- **What is being asked**:
Give back the data exactly, with no images.

- **Data for analysis**:
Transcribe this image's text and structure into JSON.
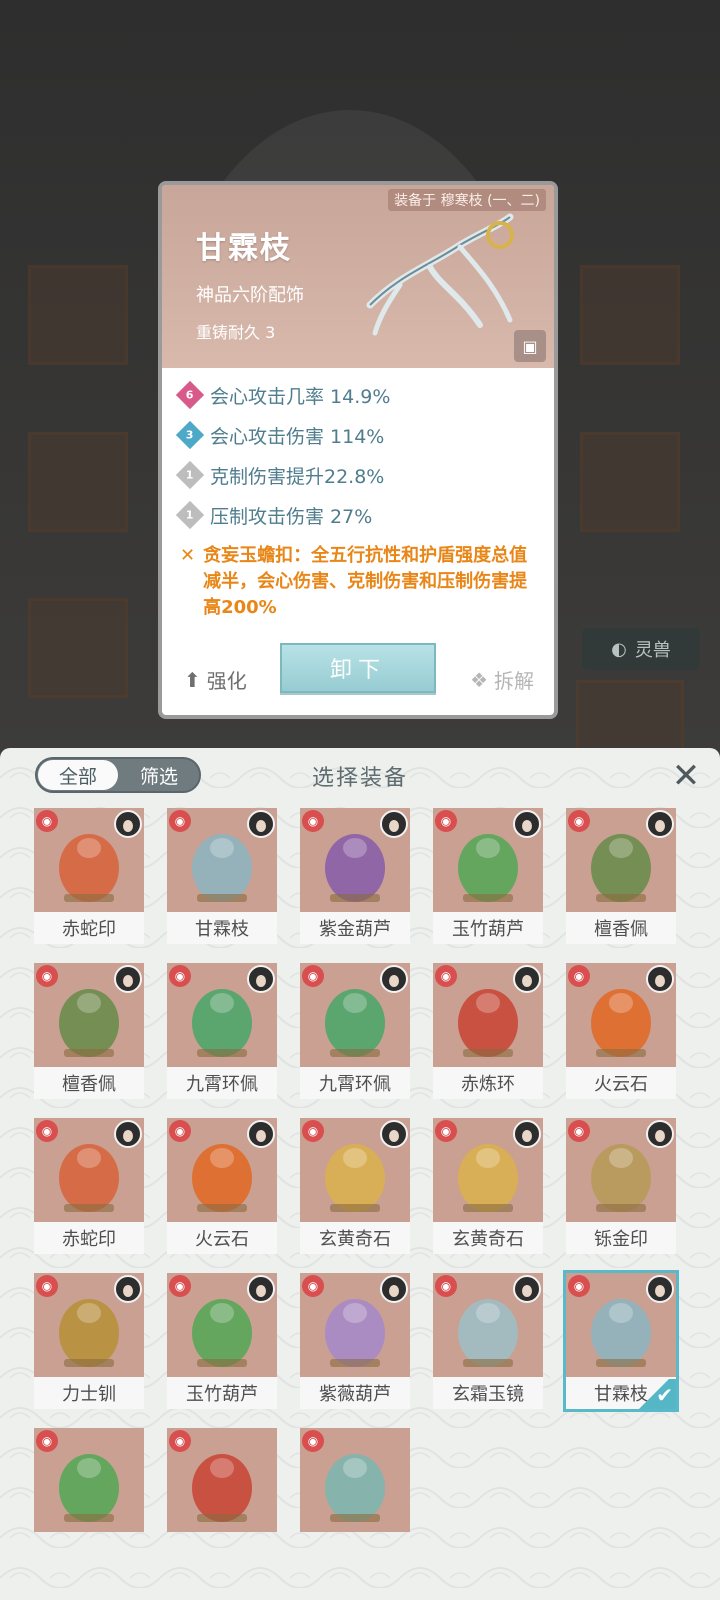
{
  "background": {
    "spirit_label": "灵兽"
  },
  "detail": {
    "equipped_on": "装备于 穆寒枝 (一、二)",
    "name": "甘霖枝",
    "grade": "神品六阶配饰",
    "reforge": "重铸耐久 3",
    "stats": [
      {
        "badge": "6",
        "color": "#d85a8a",
        "text": "会心攻击几率 14.9%"
      },
      {
        "badge": "3",
        "color": "#4ea9c8",
        "text": "会心攻击伤害 114%"
      },
      {
        "badge": "1",
        "color": "#bdbdbd",
        "text": "克制伤害提升22.8%"
      },
      {
        "badge": "1",
        "color": "#bdbdbd",
        "text": "压制攻击伤害 27%"
      }
    ],
    "special": "贪妄玉蟾扣：全五行抗性和护盾强度总值减半，会心伤害、克制伤害和压制伤害提高200%",
    "enhance_label": "强化",
    "unload_label": "卸下",
    "dismantle_label": "拆解"
  },
  "panel": {
    "title": "选择装备",
    "filter_all": "全部",
    "filter_select": "筛选",
    "items": [
      {
        "name": "赤蛇印",
        "color": "#d7663f"
      },
      {
        "name": "甘霖枝",
        "color": "#8fb4c0"
      },
      {
        "name": "紫金葫芦",
        "color": "#8a5fa8"
      },
      {
        "name": "玉竹葫芦",
        "color": "#5aa65a"
      },
      {
        "name": "檀香佩",
        "color": "#6b8c4c"
      },
      {
        "name": "檀香佩",
        "color": "#6b8c4c"
      },
      {
        "name": "九霄环佩",
        "color": "#4fa56a"
      },
      {
        "name": "九霄环佩",
        "color": "#4fa56a"
      },
      {
        "name": "赤炼环",
        "color": "#c9483a"
      },
      {
        "name": "火云石",
        "color": "#e06a2a"
      },
      {
        "name": "赤蛇印",
        "color": "#d7663f"
      },
      {
        "name": "火云石",
        "color": "#e06a2a"
      },
      {
        "name": "玄黄奇石",
        "color": "#d9b050"
      },
      {
        "name": "玄黄奇石",
        "color": "#d9b050"
      },
      {
        "name": "铄金印",
        "color": "#b89a5a"
      },
      {
        "name": "力士钏",
        "color": "#b8903c"
      },
      {
        "name": "玉竹葫芦",
        "color": "#5aa65a"
      },
      {
        "name": "紫薇葫芦",
        "color": "#a68ac8"
      },
      {
        "name": "玄霜玉镜",
        "color": "#9fbcc4"
      },
      {
        "name": "甘霖枝",
        "color": "#8fb4c0"
      },
      {
        "name": "",
        "color": "#5aa65a"
      },
      {
        "name": "",
        "color": "#c9483a"
      },
      {
        "name": "",
        "color": "#7fb5b0"
      }
    ],
    "selected_index": 19
  }
}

- **Expected answer**:
Transcribe this image's text and structure into JSON.
{
  "background": {
    "spirit_label": "灵兽"
  },
  "detail": {
    "equipped_on": "装备于 穆寒枝 (一、二)",
    "name": "甘霖枝",
    "grade": "神品六阶配饰",
    "reforge": "重铸耐久 3",
    "stats": [
      {
        "badge": "6",
        "color": "#d85a8a",
        "text": "会心攻击几率 14.9%"
      },
      {
        "badge": "3",
        "color": "#4ea9c8",
        "text": "会心攻击伤害 114%"
      },
      {
        "badge": "1",
        "color": "#bdbdbd",
        "text": "克制伤害提升22.8%"
      },
      {
        "badge": "1",
        "color": "#bdbdbd",
        "text": "压制攻击伤害 27%"
      }
    ],
    "special": "贪妄玉蟾扣：全五行抗性和护盾强度总值减半，会心伤害、克制伤害和压制伤害提高200%",
    "enhance_label": "强化",
    "unload_label": "卸下",
    "dismantle_label": "拆解"
  },
  "panel": {
    "title": "选择装备",
    "filter_all": "全部",
    "filter_select": "筛选",
    "items": [
      {
        "name": "赤蛇印",
        "color": "#d7663f"
      },
      {
        "name": "甘霖枝",
        "color": "#8fb4c0"
      },
      {
        "name": "紫金葫芦",
        "color": "#8a5fa8"
      },
      {
        "name": "玉竹葫芦",
        "color": "#5aa65a"
      },
      {
        "name": "檀香佩",
        "color": "#6b8c4c"
      },
      {
        "name": "檀香佩",
        "color": "#6b8c4c"
      },
      {
        "name": "九霄环佩",
        "color": "#4fa56a"
      },
      {
        "name": "九霄环佩",
        "color": "#4fa56a"
      },
      {
        "name": "赤炼环",
        "color": "#c9483a"
      },
      {
        "name": "火云石",
        "color": "#e06a2a"
      },
      {
        "name": "赤蛇印",
        "color": "#d7663f"
      },
      {
        "name": "火云石",
        "color": "#e06a2a"
      },
      {
        "name": "玄黄奇石",
        "color": "#d9b050"
      },
      {
        "name": "玄黄奇石",
        "color": "#d9b050"
      },
      {
        "name": "铄金印",
        "color": "#b89a5a"
      },
      {
        "name": "力士钏",
        "color": "#b8903c"
      },
      {
        "name": "玉竹葫芦",
        "color": "#5aa65a"
      },
      {
        "name": "紫薇葫芦",
        "color": "#a68ac8"
      },
      {
        "name": "玄霜玉镜",
        "color": "#9fbcc4"
      },
      {
        "name": "甘霖枝",
        "color": "#8fb4c0"
      },
      {
        "name": "",
        "color": "#5aa65a"
      },
      {
        "name": "",
        "color": "#c9483a"
      },
      {
        "name": "",
        "color": "#7fb5b0"
      }
    ],
    "selected_index": 19
  }
}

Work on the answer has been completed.